The current results were originally published in Physical Review Letters. Funding for the research was provided by a START award from the Austrian Science Fund FWF, the Austrian Academy of Sciences and the European Union, among others. Lanyon’s team is part of the Quantum Internet Alliance, an international project under the EU Quantum Flagship. Click here to read Science Daily article in-entirety.
Q-CTRL boosts European quantum tech presence with new offices in UK and Germany
With these new offices, Q-CTRL is well positioned to add talent to its world-leading research team, collaborate with European partners and customers to explore quantum computing’s potential, and strengthen strategic relationships in the defense applications of quantum sensing. By cementing its local presence, Q-CTRL will also join an emerging community of startups in the European Quantum Industry.
Q-CTRL’s Berlin office will be part of EU-centric R&D activities drawing from Germany’s strong research base and local talent. It will take advantage of one of the strongest tech and creative industries in Europe with close proximity to an emerging set of companies using quantum computing to solve new challenges.
The Berlin office will be led by Dr Andre Carvalho, Q-CTRL’s Head of Quantum Control Solutions. Carvalho is building a solutions team attracting experts in quantum control, quantum information, and quantum hardware. The team will engage local customers to ensure technical success, lead original research, and establish new business with European partners.

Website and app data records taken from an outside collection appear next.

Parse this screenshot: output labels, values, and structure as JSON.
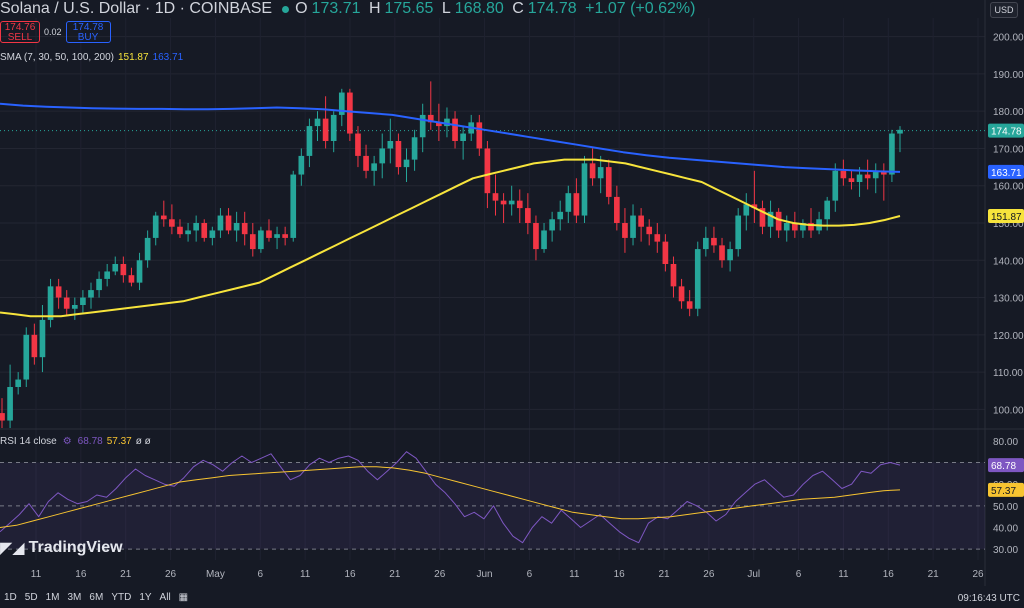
{
  "header": {
    "symbol": "Solana / U.S. Dollar · 1D · COINBASE",
    "o_label": "O",
    "o": "173.71",
    "h_label": "H",
    "h": "175.65",
    "l_label": "L",
    "l": "168.80",
    "c_label": "C",
    "c": "174.78",
    "change": "+1.07 (+0.62%)",
    "sell_price": "174.76",
    "sell_label": "SELL",
    "spread": "0.02",
    "buy_price": "174.78",
    "buy_label": "BUY",
    "currency": "USD"
  },
  "sma_legend": {
    "label": "SMA (7, 30, 50, 100, 200)",
    "v1": "151.87",
    "v2": "163.71"
  },
  "rsi_legend": {
    "label": "RSI 14 close",
    "v1": "68.78",
    "v2": "57.37",
    "extra": "ø ø"
  },
  "brand": "TradingView",
  "timeframes": [
    "1D",
    "5D",
    "1M",
    "3M",
    "6M",
    "YTD",
    "1Y",
    "All"
  ],
  "clock": "09:16:43 UTC",
  "colors": {
    "up": "#26a69a",
    "down": "#f23645",
    "sma50": "#f7e43c",
    "sma200": "#2962ff",
    "rsi": "#7e57c2",
    "rsima": "#f7c431"
  },
  "chart_data": [
    {
      "type": "candlestick",
      "title": "Solana / U.S. Dollar · 1D · COINBASE",
      "ylim": [
        95,
        205
      ],
      "yticks": [
        "200.00",
        "190.00",
        "180.00",
        "170.00",
        "160.00",
        "150.00",
        "140.00",
        "130.00",
        "120.00",
        "110.00",
        "100.00"
      ],
      "xticks": [
        "11",
        "16",
        "21",
        "26",
        "May",
        "6",
        "11",
        "16",
        "21",
        "26",
        "Jun",
        "6",
        "11",
        "16",
        "21",
        "26",
        "Jul",
        "6",
        "11",
        "16",
        "21",
        "26"
      ],
      "price_labels": {
        "last": "174.78",
        "sma200": "163.71",
        "sma50": "151.87"
      },
      "candles": [
        [
          99,
          103,
          95,
          97
        ],
        [
          97,
          112,
          95,
          106
        ],
        [
          106,
          110,
          104,
          108
        ],
        [
          108,
          122,
          106,
          120
        ],
        [
          120,
          123,
          112,
          114
        ],
        [
          114,
          128,
          110,
          124
        ],
        [
          124,
          135,
          122,
          133
        ],
        [
          133,
          135,
          127,
          130
        ],
        [
          130,
          132,
          125,
          127
        ],
        [
          127,
          130,
          124,
          128
        ],
        [
          128,
          132,
          126,
          130
        ],
        [
          130,
          134,
          127,
          132
        ],
        [
          132,
          137,
          130,
          135
        ],
        [
          135,
          139,
          133,
          137
        ],
        [
          137,
          141,
          136,
          139
        ],
        [
          139,
          141,
          134,
          136
        ],
        [
          136,
          138,
          133,
          134
        ],
        [
          134,
          142,
          132,
          140
        ],
        [
          140,
          148,
          138,
          146
        ],
        [
          146,
          153,
          144,
          152
        ],
        [
          152,
          156,
          149,
          151
        ],
        [
          151,
          155,
          147,
          149
        ],
        [
          149,
          151,
          146,
          147
        ],
        [
          147,
          150,
          145,
          148
        ],
        [
          148,
          152,
          145,
          150
        ],
        [
          150,
          151,
          145,
          146
        ],
        [
          146,
          149,
          144,
          148
        ],
        [
          148,
          154,
          146,
          152
        ],
        [
          152,
          154,
          147,
          148
        ],
        [
          148,
          153,
          145,
          150
        ],
        [
          150,
          153,
          144,
          147
        ],
        [
          147,
          150,
          141,
          143
        ],
        [
          143,
          149,
          142,
          148
        ],
        [
          148,
          151,
          145,
          146
        ],
        [
          146,
          149,
          143,
          147
        ],
        [
          147,
          149,
          144,
          146
        ],
        [
          146,
          164,
          145,
          163
        ],
        [
          163,
          170,
          160,
          168
        ],
        [
          168,
          178,
          165,
          176
        ],
        [
          176,
          180,
          172,
          178
        ],
        [
          178,
          184,
          170,
          172
        ],
        [
          172,
          180,
          169,
          179
        ],
        [
          179,
          186,
          176,
          185
        ],
        [
          185,
          186,
          172,
          174
        ],
        [
          174,
          176,
          165,
          168
        ],
        [
          168,
          171,
          162,
          164
        ],
        [
          164,
          168,
          160,
          166
        ],
        [
          166,
          174,
          162,
          170
        ],
        [
          170,
          178,
          166,
          172
        ],
        [
          172,
          174,
          163,
          165
        ],
        [
          165,
          170,
          161,
          167
        ],
        [
          167,
          175,
          164,
          173
        ],
        [
          173,
          182,
          169,
          179
        ],
        [
          179,
          188,
          175,
          177
        ],
        [
          177,
          182,
          172,
          176
        ],
        [
          176,
          181,
          173,
          178
        ],
        [
          178,
          180,
          170,
          172
        ],
        [
          172,
          176,
          167,
          174
        ],
        [
          174,
          179,
          172,
          177
        ],
        [
          177,
          179,
          168,
          170
        ],
        [
          170,
          172,
          154,
          158
        ],
        [
          158,
          163,
          152,
          156
        ],
        [
          156,
          158,
          150,
          155
        ],
        [
          155,
          160,
          152,
          156
        ],
        [
          156,
          159,
          150,
          154
        ],
        [
          154,
          158,
          147,
          150
        ],
        [
          150,
          152,
          140,
          143
        ],
        [
          143,
          150,
          142,
          148
        ],
        [
          148,
          153,
          145,
          151
        ],
        [
          151,
          156,
          148,
          153
        ],
        [
          153,
          160,
          150,
          158
        ],
        [
          158,
          162,
          150,
          152
        ],
        [
          152,
          168,
          150,
          166
        ],
        [
          166,
          170,
          160,
          162
        ],
        [
          162,
          168,
          158,
          165
        ],
        [
          165,
          167,
          155,
          157
        ],
        [
          157,
          160,
          148,
          150
        ],
        [
          150,
          154,
          142,
          146
        ],
        [
          146,
          155,
          144,
          152
        ],
        [
          152,
          154,
          145,
          149
        ],
        [
          149,
          151,
          144,
          147
        ],
        [
          147,
          150,
          142,
          145
        ],
        [
          145,
          147,
          137,
          139
        ],
        [
          139,
          141,
          130,
          133
        ],
        [
          133,
          135,
          127,
          129
        ],
        [
          129,
          132,
          125,
          127
        ],
        [
          127,
          145,
          125,
          143
        ],
        [
          143,
          149,
          141,
          146
        ],
        [
          146,
          149,
          142,
          144
        ],
        [
          144,
          146,
          138,
          140
        ],
        [
          140,
          145,
          137,
          143
        ],
        [
          143,
          154,
          141,
          152
        ],
        [
          152,
          158,
          148,
          155
        ],
        [
          155,
          164,
          150,
          154
        ],
        [
          154,
          156,
          147,
          149
        ],
        [
          149,
          156,
          146,
          153
        ],
        [
          153,
          154,
          146,
          148
        ],
        [
          148,
          152,
          145,
          150
        ],
        [
          150,
          153,
          146,
          148
        ],
        [
          148,
          151,
          146,
          150
        ],
        [
          150,
          154,
          146,
          148
        ],
        [
          148,
          153,
          147,
          151
        ],
        [
          151,
          157,
          148,
          156
        ],
        [
          156,
          166,
          153,
          164
        ],
        [
          164,
          167,
          160,
          162
        ],
        [
          162,
          164,
          159,
          161
        ],
        [
          161,
          165,
          157,
          163
        ],
        [
          163,
          167,
          159,
          162
        ],
        [
          162,
          166,
          158,
          164
        ],
        [
          164,
          166,
          156,
          163
        ],
        [
          163,
          175,
          161,
          174
        ],
        [
          174,
          176,
          169,
          175
        ]
      ],
      "sma50": [
        126,
        125.5,
        125,
        125,
        125,
        125.5,
        126,
        126.5,
        127,
        127.5,
        128,
        128.5,
        129,
        130,
        131,
        132,
        133,
        134,
        136,
        138,
        140,
        142,
        144,
        146,
        148,
        150,
        152,
        154,
        156,
        158,
        160,
        162,
        163,
        164,
        165,
        166,
        166.5,
        167,
        167,
        167,
        166.5,
        166,
        165,
        164,
        163,
        162,
        161,
        159,
        157,
        155,
        153,
        151,
        150,
        149.5,
        149.3,
        149.3,
        149.5,
        150,
        150.8,
        151.87
      ],
      "sma200": [
        182,
        181.5,
        181.2,
        181,
        180.8,
        180.7,
        180.6,
        180.6,
        180.5,
        180.5,
        180.6,
        180.8,
        181,
        180.8,
        180.5,
        180,
        179.5,
        179,
        178,
        177,
        176,
        175,
        174,
        173,
        172,
        171,
        170,
        169,
        168.2,
        167.5,
        167,
        166.5,
        166,
        165.5,
        165,
        164.7,
        164.4,
        164.1,
        163.9,
        163.71
      ],
      "rsi": [
        38,
        42,
        46,
        51,
        45,
        52,
        56,
        53,
        51,
        52,
        55,
        54,
        58,
        63,
        67,
        64,
        62,
        60,
        59,
        63,
        68,
        71,
        69,
        66,
        70,
        73,
        70,
        72,
        74,
        68,
        62,
        64,
        69,
        72,
        70,
        72,
        73,
        71,
        66,
        62,
        66,
        70,
        75,
        72,
        66,
        60,
        56,
        51,
        45,
        47,
        44,
        50,
        42,
        36,
        33,
        40,
        45,
        42,
        48,
        44,
        40,
        43,
        46,
        42,
        38,
        35,
        33,
        42,
        45,
        44,
        48,
        52,
        50,
        47,
        43,
        46,
        52,
        56,
        60,
        62,
        58,
        54,
        55,
        60,
        64,
        66,
        62,
        58,
        60,
        66,
        65,
        69,
        70,
        68.78
      ],
      "rsi_ma": [
        40,
        41,
        43,
        45,
        47,
        49,
        51,
        53,
        55,
        57,
        59,
        61,
        62,
        63,
        64,
        64.5,
        65,
        65.5,
        66,
        66.5,
        67,
        67.5,
        68,
        68,
        67.5,
        66.5,
        65,
        63,
        61,
        59,
        57,
        55,
        53,
        51,
        49,
        47,
        46,
        45,
        44,
        44,
        44.5,
        45,
        46,
        47,
        48,
        49,
        50,
        51,
        52,
        53,
        53.5,
        54,
        55,
        56,
        57,
        57.37
      ],
      "rsi_levels": [
        70,
        50,
        30
      ],
      "rsi_ylim": [
        25,
        85
      ],
      "rsi_yticks": [
        "80.00",
        "70.00",
        "60.00",
        "50.00",
        "40.00",
        "30.00"
      ],
      "rsi_price_labels": {
        "rsi": "68.78",
        "ma": "57.37"
      }
    }
  ]
}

The expansion into the UK builds on the AUKUS trilateral security partnership between Australia, the UK, and the US. Announced in September 2021, the partnership sets out to enhance joint defense capabilities by focusing on cyber capabilities, artificial intelligence, quantum technologies, and additional undersea capabilities. Q-CTRL’s active development of a new class of “software-defined” quantum sensors enabling navigation without GPS aligns directly against these objectives, and provides an opportunity for strong technical collaboration with local experts.
Q-CTRL’s UK presence gives the company direct access to some of the most important industry-focused efforts in quantum technology. Q-CTRL has already established a commercial relationship with the UKRI’s National Quantum Computing Centre (NQCC), and will work to expand its support for the local finance sector as it begins adopting quantum computing. In addition, Q-CTRL will partner with defense and civilian end users of its advanced quantum sensors to advance applications in resources, navigation, and climate monitoring.
Q-CTRL currently employs more than 90 staff across its Product, Research, Engineering, and Operations Divisions, and the company is actively seeking expressions of interest for job candidates for multiple roles in the new European offices. Click here to read complete announcement on Q-Ctrl website.
Sandra K. Helsel, Ph.D. has been researching and reporting on frontier technologies since 1990. She has her Ph.D. from the University of Arizona.